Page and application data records
━━━━━━━━━━━━━━━━━━━━

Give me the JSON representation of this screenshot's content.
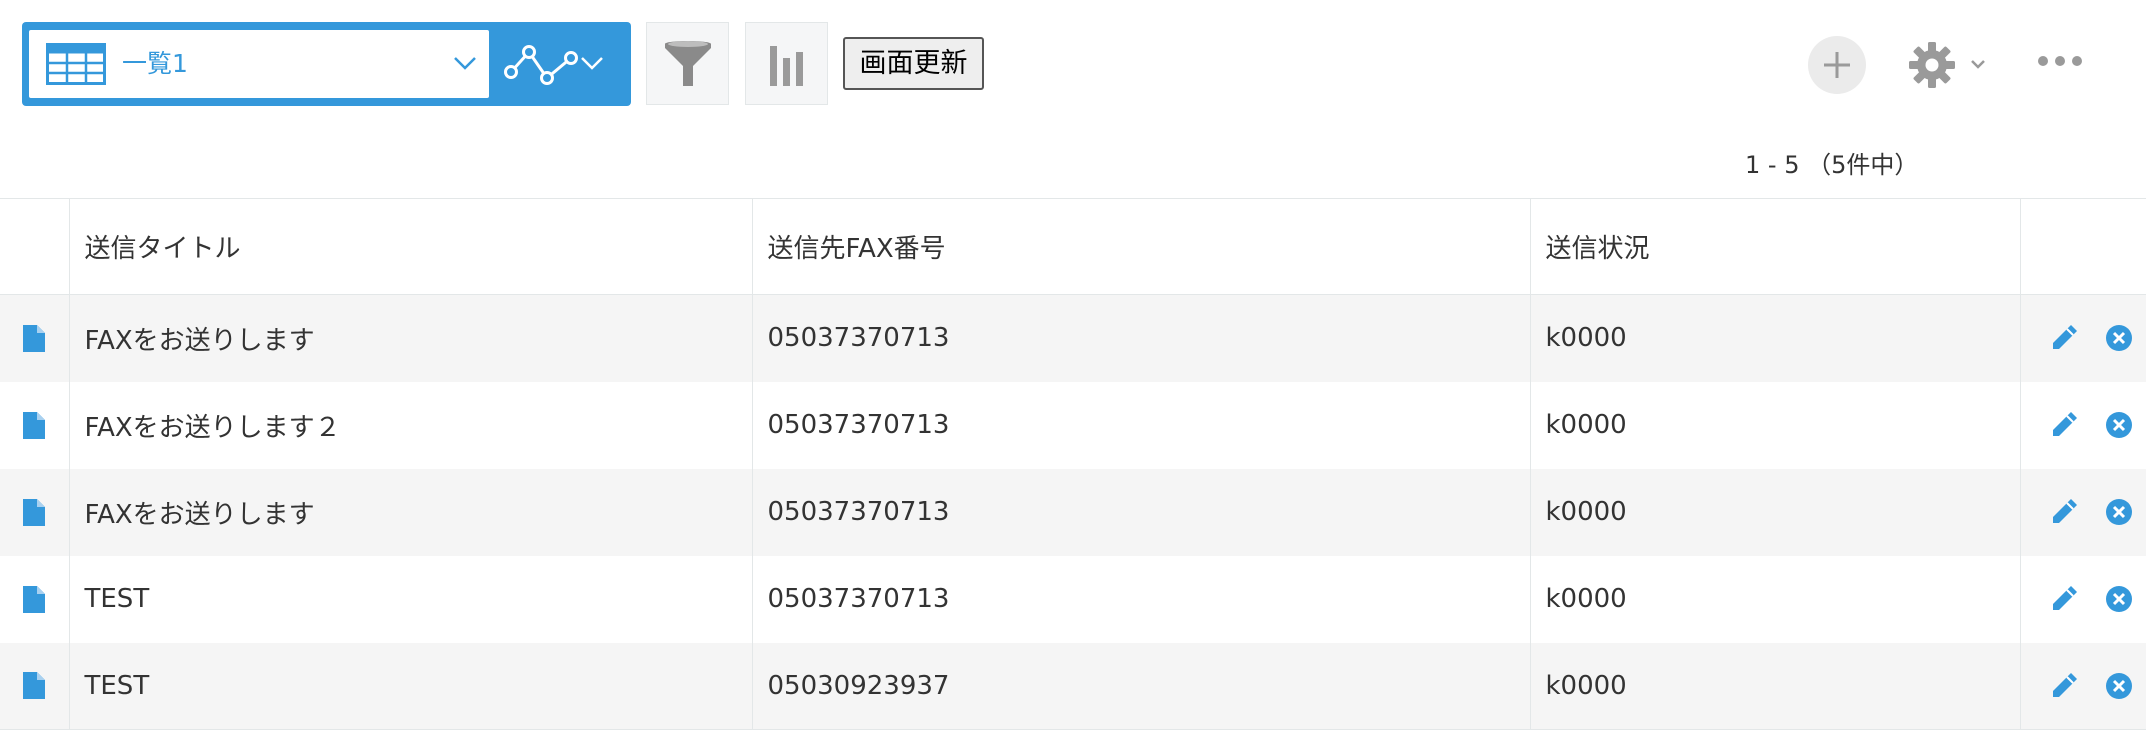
{
  "toolbar": {
    "view_name": "一覧1",
    "refresh_label": "画面更新"
  },
  "pager": {
    "text": "1 - 5 （5件中）"
  },
  "table": {
    "columns": [
      "送信タイトル",
      "送信先FAX番号",
      "送信状況"
    ],
    "rows": [
      [
        "FAXをお送りします",
        "05037370713",
        "k0000"
      ],
      [
        "FAXをお送りします２",
        "05037370713",
        "k0000"
      ],
      [
        "FAXをお送りします",
        "05037370713",
        "k0000"
      ],
      [
        "TEST",
        "05037370713",
        "k0000"
      ],
      [
        "TEST",
        "05030923937",
        "k0000"
      ]
    ]
  },
  "colors": {
    "accent": "#3498db",
    "row_alt": "#f5f5f5",
    "icon_gray": "#9a9a9a"
  }
}
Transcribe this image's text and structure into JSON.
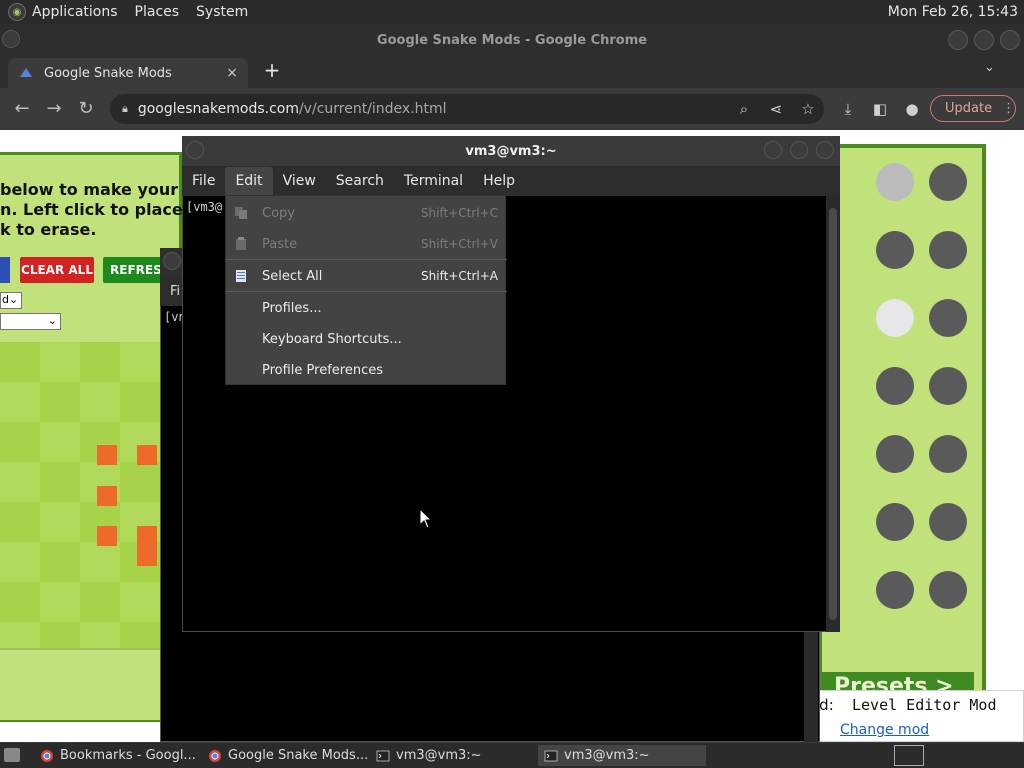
{
  "top_panel": {
    "menus": [
      "Applications",
      "Places",
      "System"
    ],
    "clock": "Mon Feb 26, 15:43"
  },
  "chrome": {
    "window_title": "Google Snake Mods - Google Chrome",
    "tab_title": "Google Snake Mods",
    "tab_close": "×",
    "new_tab": "+",
    "tab_menu": "⌄",
    "url_host": "googlesnakemods.com",
    "url_path": "/v/current/index.html",
    "update_label": "Update"
  },
  "page": {
    "editor_lines": [
      "below to make your own",
      "n. Left click to place an",
      "k to erase."
    ],
    "clear_all_label": "CLEAR ALL",
    "refresh_label": "REFRESH",
    "select1_value": "d",
    "presets_label": "Presets >",
    "mod_label": "od:",
    "mod_name": "Level Editor Mod",
    "change_mod_label": "Change mod"
  },
  "terminal_back": {
    "menu_first": "Fi",
    "prompt": "[vn"
  },
  "terminal": {
    "title": "vm3@vm3:~",
    "menus": [
      "File",
      "Edit",
      "View",
      "Search",
      "Terminal",
      "Help"
    ],
    "prompt": "[vm3@"
  },
  "edit_menu": {
    "items": [
      {
        "label": "Copy",
        "accel": "Shift+Ctrl+C",
        "disabled": true,
        "icon": "copy-icon"
      },
      {
        "label": "Paste",
        "accel": "Shift+Ctrl+V",
        "disabled": true,
        "icon": "paste-icon"
      },
      {
        "label": "Select All",
        "accel": "Shift+Ctrl+A",
        "disabled": false,
        "icon": "select-all-icon"
      },
      {
        "label": "Profiles...",
        "accel": "",
        "disabled": false
      },
      {
        "label": "Keyboard Shortcuts...",
        "accel": "",
        "disabled": false
      },
      {
        "label": "Profile Preferences",
        "accel": "",
        "disabled": false
      }
    ]
  },
  "taskbar": {
    "tasks": [
      "Bookmarks - Googl...",
      "Google Snake Mods...",
      "vm3@vm3:~",
      "vm3@vm3:~"
    ]
  },
  "colors": {
    "editor_green": "#c1e17a",
    "border_green": "#4a8a1f",
    "clear_red": "#d22222",
    "refresh_green": "#1e8a1e",
    "wall_orange": "#ee6a2a"
  }
}
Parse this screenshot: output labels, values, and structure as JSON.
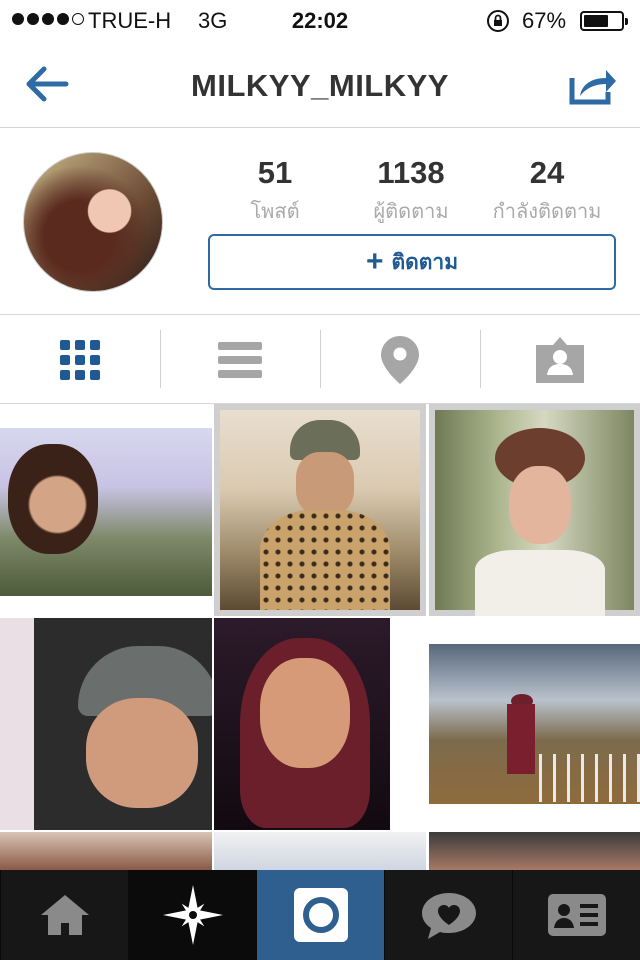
{
  "status_bar": {
    "carrier": "TRUE-H",
    "network": "3G",
    "time": "22:02",
    "battery_percent": "67%",
    "battery_level": 0.67
  },
  "nav": {
    "title": "MILKYY_MILKYY",
    "back_icon": "arrow-left-icon",
    "share_icon": "share-icon"
  },
  "profile": {
    "stats": [
      {
        "value": "51",
        "label": "โพสต์"
      },
      {
        "value": "1138",
        "label": "ผู้ติดตาม"
      },
      {
        "value": "24",
        "label": "กำลังติดตาม"
      }
    ],
    "follow_button": {
      "icon": "+",
      "label": "ติดตาม"
    }
  },
  "view_tabs": [
    {
      "icon": "grid-icon",
      "active": true
    },
    {
      "icon": "list-icon",
      "active": false
    },
    {
      "icon": "location-pin-icon",
      "active": false
    },
    {
      "icon": "tagged-person-icon",
      "active": false
    }
  ],
  "photos_count_visible": 9,
  "colors": {
    "accent": "#2e6aa3",
    "tabbar_bg": "#171717",
    "tabbar_active": "#2f5f8f"
  },
  "bottom_tabs": [
    {
      "icon": "home-icon",
      "active": false
    },
    {
      "icon": "explore-star-icon",
      "active": false
    },
    {
      "icon": "camera-icon",
      "active": true
    },
    {
      "icon": "activity-heart-icon",
      "active": false
    },
    {
      "icon": "profile-card-icon",
      "active": false
    }
  ]
}
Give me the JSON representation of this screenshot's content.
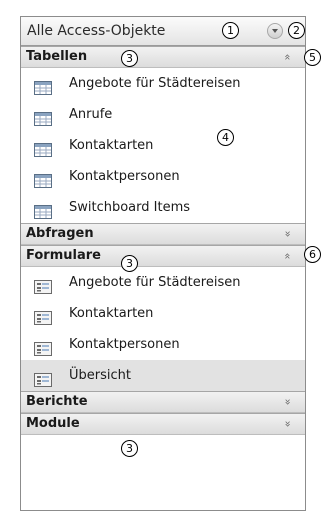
{
  "nav_pane": {
    "title": "Alle Access-Objekte",
    "groups": [
      {
        "label": "Tabellen",
        "expanded": true,
        "chevron": "»",
        "items": [
          {
            "label": "Angebote für Städtereisen",
            "icon": "table-icon"
          },
          {
            "label": "Anrufe",
            "icon": "table-icon"
          },
          {
            "label": "Kontaktarten",
            "icon": "table-icon"
          },
          {
            "label": "Kontaktpersonen",
            "icon": "table-icon"
          },
          {
            "label": "Switchboard Items",
            "icon": "table-icon"
          }
        ]
      },
      {
        "label": "Abfragen",
        "expanded": false,
        "chevron": "»",
        "items": []
      },
      {
        "label": "Formulare",
        "expanded": true,
        "chevron": "»",
        "items": [
          {
            "label": "Angebote für Städtereisen",
            "icon": "form-icon"
          },
          {
            "label": "Kontaktarten",
            "icon": "form-icon"
          },
          {
            "label": "Kontaktpersonen",
            "icon": "form-icon"
          },
          {
            "label": "Übersicht",
            "icon": "form-icon",
            "selected": true
          }
        ]
      },
      {
        "label": "Berichte",
        "expanded": false,
        "chevron": "»",
        "items": []
      },
      {
        "label": "Module",
        "expanded": false,
        "chevron": "»",
        "items": []
      }
    ]
  },
  "callouts": {
    "c1": "1",
    "c2": "2",
    "c3": "3",
    "c4": "4",
    "c5": "5",
    "c6": "6"
  }
}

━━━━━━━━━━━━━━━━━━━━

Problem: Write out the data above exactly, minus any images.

Solved exercise:
Give me the JSON representation of this screenshot's content.
{
  "toolbar": {
    "view_name": "一覧1",
    "refresh_label": "画面更新"
  },
  "pager": {
    "text": "1 - 5 （5件中）"
  },
  "table": {
    "columns": [
      "送信タイトル",
      "送信先FAX番号",
      "送信状況"
    ],
    "rows": [
      [
        "FAXをお送りします",
        "05037370713",
        "k0000"
      ],
      [
        "FAXをお送りします２",
        "05037370713",
        "k0000"
      ],
      [
        "FAXをお送りします",
        "05037370713",
        "k0000"
      ],
      [
        "TEST",
        "05037370713",
        "k0000"
      ],
      [
        "TEST",
        "05030923937",
        "k0000"
      ]
    ]
  },
  "colors": {
    "accent": "#3498db",
    "row_alt": "#f5f5f5",
    "icon_gray": "#9a9a9a"
  }
}
Transcribe this image's text and structure into JSON.
{
  "top_panel": {
    "menus": [
      "Applications",
      "Places",
      "System"
    ],
    "clock": "Mon Feb 26, 15:43"
  },
  "chrome": {
    "window_title": "Google Snake Mods - Google Chrome",
    "tab_title": "Google Snake Mods",
    "tab_close": "×",
    "new_tab": "+",
    "tab_menu": "⌄",
    "url_host": "googlesnakemods.com",
    "url_path": "/v/current/index.html",
    "update_label": "Update"
  },
  "page": {
    "editor_lines": [
      "below to make your own",
      "n. Left click to place an",
      "k to erase."
    ],
    "clear_all_label": "CLEAR ALL",
    "refresh_label": "REFRESH",
    "select1_value": "d",
    "presets_label": "Presets >",
    "mod_label": "od:",
    "mod_name": "Level Editor Mod",
    "change_mod_label": "Change mod"
  },
  "terminal_back": {
    "menu_first": "Fi",
    "prompt": "[vn"
  },
  "terminal": {
    "title": "vm3@vm3:~",
    "menus": [
      "File",
      "Edit",
      "View",
      "Search",
      "Terminal",
      "Help"
    ],
    "prompt": "[vm3@"
  },
  "edit_menu": {
    "items": [
      {
        "label": "Copy",
        "accel": "Shift+Ctrl+C",
        "disabled": true,
        "icon": "copy-icon"
      },
      {
        "label": "Paste",
        "accel": "Shift+Ctrl+V",
        "disabled": true,
        "icon": "paste-icon"
      },
      {
        "label": "Select All",
        "accel": "Shift+Ctrl+A",
        "disabled": false,
        "icon": "select-all-icon"
      },
      {
        "label": "Profiles...",
        "accel": "",
        "disabled": false
      },
      {
        "label": "Keyboard Shortcuts...",
        "accel": "",
        "disabled": false
      },
      {
        "label": "Profile Preferences",
        "accel": "",
        "disabled": false
      }
    ]
  },
  "taskbar": {
    "tasks": [
      "Bookmarks - Googl...",
      "Google Snake Mods...",
      "vm3@vm3:~",
      "vm3@vm3:~"
    ]
  },
  "colors": {
    "editor_green": "#c1e17a",
    "border_green": "#4a8a1f",
    "clear_red": "#d22222",
    "refresh_green": "#1e8a1e",
    "wall_orange": "#ee6a2a"
  }
}
Parse this screenshot: output labels, values, and structure as JSON.
{
  "status_bar": {
    "carrier": "TRUE-H",
    "network": "3G",
    "time": "22:02",
    "battery_percent": "67%",
    "battery_level": 0.67
  },
  "nav": {
    "title": "MILKYY_MILKYY",
    "back_icon": "arrow-left-icon",
    "share_icon": "share-icon"
  },
  "profile": {
    "stats": [
      {
        "value": "51",
        "label": "โพสต์"
      },
      {
        "value": "1138",
        "label": "ผู้ติดตาม"
      },
      {
        "value": "24",
        "label": "กำลังติดตาม"
      }
    ],
    "follow_button": {
      "icon": "+",
      "label": "ติดตาม"
    }
  },
  "view_tabs": [
    {
      "icon": "grid-icon",
      "active": true
    },
    {
      "icon": "list-icon",
      "active": false
    },
    {
      "icon": "location-pin-icon",
      "active": false
    },
    {
      "icon": "tagged-person-icon",
      "active": false
    }
  ],
  "photos_count_visible": 9,
  "colors": {
    "accent": "#2e6aa3",
    "tabbar_bg": "#171717",
    "tabbar_active": "#2f5f8f"
  },
  "bottom_tabs": [
    {
      "icon": "home-icon",
      "active": false
    },
    {
      "icon": "explore-star-icon",
      "active": false
    },
    {
      "icon": "camera-icon",
      "active": true
    },
    {
      "icon": "activity-heart-icon",
      "active": false
    },
    {
      "icon": "profile-card-icon",
      "active": false
    }
  ]
}
Give me the JSON representation of this screenshot's content.
{
  "nav_pane": {
    "title": "Alle Access-Objekte",
    "groups": [
      {
        "label": "Tabellen",
        "expanded": true,
        "chevron": "»",
        "items": [
          {
            "label": "Angebote für Städtereisen",
            "icon": "table-icon"
          },
          {
            "label": "Anrufe",
            "icon": "table-icon"
          },
          {
            "label": "Kontaktarten",
            "icon": "table-icon"
          },
          {
            "label": "Kontaktpersonen",
            "icon": "table-icon"
          },
          {
            "label": "Switchboard Items",
            "icon": "table-icon"
          }
        ]
      },
      {
        "label": "Abfragen",
        "expanded": false,
        "chevron": "»",
        "items": []
      },
      {
        "label": "Formulare",
        "expanded": true,
        "chevron": "»",
        "items": [
          {
            "label": "Angebote für Städtereisen",
            "icon": "form-icon"
          },
          {
            "label": "Kontaktarten",
            "icon": "form-icon"
          },
          {
            "label": "Kontaktpersonen",
            "icon": "form-icon"
          },
          {
            "label": "Übersicht",
            "icon": "form-icon",
            "selected": true
          }
        ]
      },
      {
        "label": "Berichte",
        "expanded": false,
        "chevron": "»",
        "items": []
      },
      {
        "label": "Module",
        "expanded": false,
        "chevron": "»",
        "items": []
      }
    ]
  },
  "callouts": {
    "c1": "1",
    "c2": "2",
    "c3": "3",
    "c4": "4",
    "c5": "5",
    "c6": "6"
  }
}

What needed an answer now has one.